The Wolfson Foundation is an independent charity with a focus on research and education. Its aim is to support civil society by investing in excellent projects in science, health, heritage, humanities and the arts. Since it was established in 1955, some £1 billion (£2 billion in real terms) has been awarded to more than 14,000 projects throughout the UK, all on the basis of expert review. Twitter: @wolfsonfdn

The Royal Commission for the Exhibition of 1851

The Royal Commission for the Exhibition of 1851 was established in 1850 to organise the Great Exhibition. The Exhibition made a significant surplus which the Commission, under the guidance of Prince Albert, used to purchase an estate in South Kensington. This estate has developed to become a centre of scientific, cultural and educational excellence which now houses the Natural History, Science and V&A museums; Imperial College London; the Royal Colleges of Art and Music; and the Royal Albert Hall, all of which the Commission continues to support in their work in education, research, science and the arts.  Today, it is focussed predominantly on awarding postgraduate Fellowships and Scholarships, for advanced study and research in science, engineering, the built environment and design.

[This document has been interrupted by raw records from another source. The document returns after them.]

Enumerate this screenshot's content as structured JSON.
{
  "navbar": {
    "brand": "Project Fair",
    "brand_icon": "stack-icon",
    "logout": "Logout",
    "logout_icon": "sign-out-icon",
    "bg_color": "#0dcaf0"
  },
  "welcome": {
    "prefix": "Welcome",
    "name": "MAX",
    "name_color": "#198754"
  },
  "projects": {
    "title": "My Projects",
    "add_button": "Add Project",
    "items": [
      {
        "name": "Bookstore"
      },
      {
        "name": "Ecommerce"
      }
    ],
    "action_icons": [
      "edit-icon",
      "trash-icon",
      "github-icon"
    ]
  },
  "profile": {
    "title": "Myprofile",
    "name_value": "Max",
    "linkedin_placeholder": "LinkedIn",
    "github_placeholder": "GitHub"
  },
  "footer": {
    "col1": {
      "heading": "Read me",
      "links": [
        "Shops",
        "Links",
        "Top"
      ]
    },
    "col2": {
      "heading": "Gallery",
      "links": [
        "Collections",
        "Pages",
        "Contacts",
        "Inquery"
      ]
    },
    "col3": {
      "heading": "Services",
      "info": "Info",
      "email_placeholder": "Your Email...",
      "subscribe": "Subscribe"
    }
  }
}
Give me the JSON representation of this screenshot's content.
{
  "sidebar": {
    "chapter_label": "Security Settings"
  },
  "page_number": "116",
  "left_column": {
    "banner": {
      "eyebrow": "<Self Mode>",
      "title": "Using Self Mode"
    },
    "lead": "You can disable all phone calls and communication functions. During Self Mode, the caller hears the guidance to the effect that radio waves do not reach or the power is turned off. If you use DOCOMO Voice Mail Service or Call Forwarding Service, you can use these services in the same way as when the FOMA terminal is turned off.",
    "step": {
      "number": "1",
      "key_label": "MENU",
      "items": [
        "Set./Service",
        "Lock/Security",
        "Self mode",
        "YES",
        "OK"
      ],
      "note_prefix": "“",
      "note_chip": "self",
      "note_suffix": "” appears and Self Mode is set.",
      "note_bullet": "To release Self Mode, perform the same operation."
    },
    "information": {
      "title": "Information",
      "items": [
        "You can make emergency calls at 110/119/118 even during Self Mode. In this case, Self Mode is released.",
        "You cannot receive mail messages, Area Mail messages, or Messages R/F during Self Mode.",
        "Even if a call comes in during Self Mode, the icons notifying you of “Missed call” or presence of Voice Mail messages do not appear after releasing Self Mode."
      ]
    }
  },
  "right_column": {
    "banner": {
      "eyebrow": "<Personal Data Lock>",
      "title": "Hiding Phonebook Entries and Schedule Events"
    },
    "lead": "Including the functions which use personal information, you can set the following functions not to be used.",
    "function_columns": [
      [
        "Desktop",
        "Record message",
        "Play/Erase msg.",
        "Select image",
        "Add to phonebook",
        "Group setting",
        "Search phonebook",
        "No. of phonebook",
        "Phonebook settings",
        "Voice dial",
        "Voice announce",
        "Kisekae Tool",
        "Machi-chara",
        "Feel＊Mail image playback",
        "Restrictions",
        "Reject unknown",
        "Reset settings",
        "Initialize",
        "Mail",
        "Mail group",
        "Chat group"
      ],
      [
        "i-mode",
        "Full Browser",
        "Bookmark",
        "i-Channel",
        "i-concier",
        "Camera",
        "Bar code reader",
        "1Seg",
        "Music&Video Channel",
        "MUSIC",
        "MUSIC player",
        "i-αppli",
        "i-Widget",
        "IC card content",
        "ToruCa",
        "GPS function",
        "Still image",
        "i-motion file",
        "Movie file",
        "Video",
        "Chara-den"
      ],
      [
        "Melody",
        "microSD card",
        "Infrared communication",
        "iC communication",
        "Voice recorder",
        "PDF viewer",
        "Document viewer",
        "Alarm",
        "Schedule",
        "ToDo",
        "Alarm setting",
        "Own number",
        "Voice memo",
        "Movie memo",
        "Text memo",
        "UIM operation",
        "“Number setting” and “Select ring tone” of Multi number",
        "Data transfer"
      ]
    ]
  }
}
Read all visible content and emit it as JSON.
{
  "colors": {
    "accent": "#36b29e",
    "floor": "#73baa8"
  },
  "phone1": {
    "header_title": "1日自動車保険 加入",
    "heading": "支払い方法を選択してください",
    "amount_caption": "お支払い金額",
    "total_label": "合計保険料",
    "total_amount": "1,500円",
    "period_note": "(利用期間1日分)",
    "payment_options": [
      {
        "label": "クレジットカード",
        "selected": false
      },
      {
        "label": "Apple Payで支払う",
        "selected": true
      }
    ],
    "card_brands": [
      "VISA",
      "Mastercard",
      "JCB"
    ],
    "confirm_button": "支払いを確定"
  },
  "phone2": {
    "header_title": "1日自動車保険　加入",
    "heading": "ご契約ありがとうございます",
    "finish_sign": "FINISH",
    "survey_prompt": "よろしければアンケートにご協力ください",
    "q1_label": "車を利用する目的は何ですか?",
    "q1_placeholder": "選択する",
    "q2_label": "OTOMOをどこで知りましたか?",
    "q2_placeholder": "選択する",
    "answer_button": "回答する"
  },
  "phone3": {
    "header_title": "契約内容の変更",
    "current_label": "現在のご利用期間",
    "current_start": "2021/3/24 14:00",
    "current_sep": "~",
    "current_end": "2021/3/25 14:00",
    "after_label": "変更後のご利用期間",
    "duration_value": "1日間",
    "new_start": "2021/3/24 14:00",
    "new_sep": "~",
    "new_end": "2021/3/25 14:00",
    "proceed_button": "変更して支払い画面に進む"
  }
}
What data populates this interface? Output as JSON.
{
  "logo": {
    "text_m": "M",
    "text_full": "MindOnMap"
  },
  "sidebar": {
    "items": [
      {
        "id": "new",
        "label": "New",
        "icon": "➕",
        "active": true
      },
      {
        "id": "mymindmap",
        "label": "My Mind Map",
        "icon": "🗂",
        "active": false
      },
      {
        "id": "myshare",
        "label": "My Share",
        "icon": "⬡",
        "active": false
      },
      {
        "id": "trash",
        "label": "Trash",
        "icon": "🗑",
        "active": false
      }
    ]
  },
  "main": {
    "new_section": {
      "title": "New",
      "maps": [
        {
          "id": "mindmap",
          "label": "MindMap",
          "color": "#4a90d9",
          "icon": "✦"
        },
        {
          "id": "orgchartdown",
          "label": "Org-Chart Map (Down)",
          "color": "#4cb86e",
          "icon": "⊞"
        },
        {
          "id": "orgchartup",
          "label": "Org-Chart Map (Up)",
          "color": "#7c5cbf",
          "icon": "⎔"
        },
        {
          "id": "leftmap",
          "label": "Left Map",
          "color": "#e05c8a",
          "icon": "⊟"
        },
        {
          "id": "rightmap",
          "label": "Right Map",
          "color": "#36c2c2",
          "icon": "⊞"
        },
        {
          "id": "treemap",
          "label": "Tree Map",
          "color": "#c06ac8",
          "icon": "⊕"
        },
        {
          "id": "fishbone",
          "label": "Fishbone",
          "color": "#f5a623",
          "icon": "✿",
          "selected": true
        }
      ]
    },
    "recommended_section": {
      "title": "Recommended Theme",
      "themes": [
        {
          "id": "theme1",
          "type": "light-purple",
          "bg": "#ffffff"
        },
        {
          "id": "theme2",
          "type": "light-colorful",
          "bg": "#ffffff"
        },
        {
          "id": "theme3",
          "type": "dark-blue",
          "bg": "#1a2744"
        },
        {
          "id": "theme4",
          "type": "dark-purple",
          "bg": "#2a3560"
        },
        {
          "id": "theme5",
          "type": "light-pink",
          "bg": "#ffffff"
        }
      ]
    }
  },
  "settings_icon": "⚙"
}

It also awards grants to support projects consistent with its overall aims, many of which are focused on raising the awareness of the young to the opportunities presented by science and engineering.

The Huo Family Foundation

The Huo Family Foundation is a grant-giving foundation. Its mission is to support education, communities and the pursuit of knowledge.  The Foundation previously supported the Natural History Museum’s ‘ID Trainers for the Future’ project which was a response to the critical and growing shortage of wildlife identification and recording skills in the UK.

Johnson Matthey

Johnson Matthey is a global leader in science that enables a cleaner and healthier world. With over 200 years of sustained commitment to innovation and technological breakthroughs, we improve the performance, function and safety of our customers’ products and in 2020 we received the London Stock Exchange’s Green Economy Mark, given to companies that derive more than 50% of revenues from environmental solutions. Our science has a global impact in areas such as low emission transport, pharmaceuticals, chemical processing and making the most efficient use of the planet’s natural resources. Today more than 15,000 Johnson Matthey professionals collaborate with our network of customers and partners to make a real difference to the world around us.

Workman LLP

Workman LLP is the UK’s largest independently owned commercial property management and building consultancy firm employing more than 700 staff across 12 UK offices, with a growing presence in Europe. Specialist Property Management and Building Consultancy teams work with a client base which includes leading institutional funds, overseas investors and property companies. What sets Workman apart from the competition is its specialist focus, national coverage, and independent status. For further information, visit or to find out more about Workman’s drive to build biodiversity across its managed portfolio, visit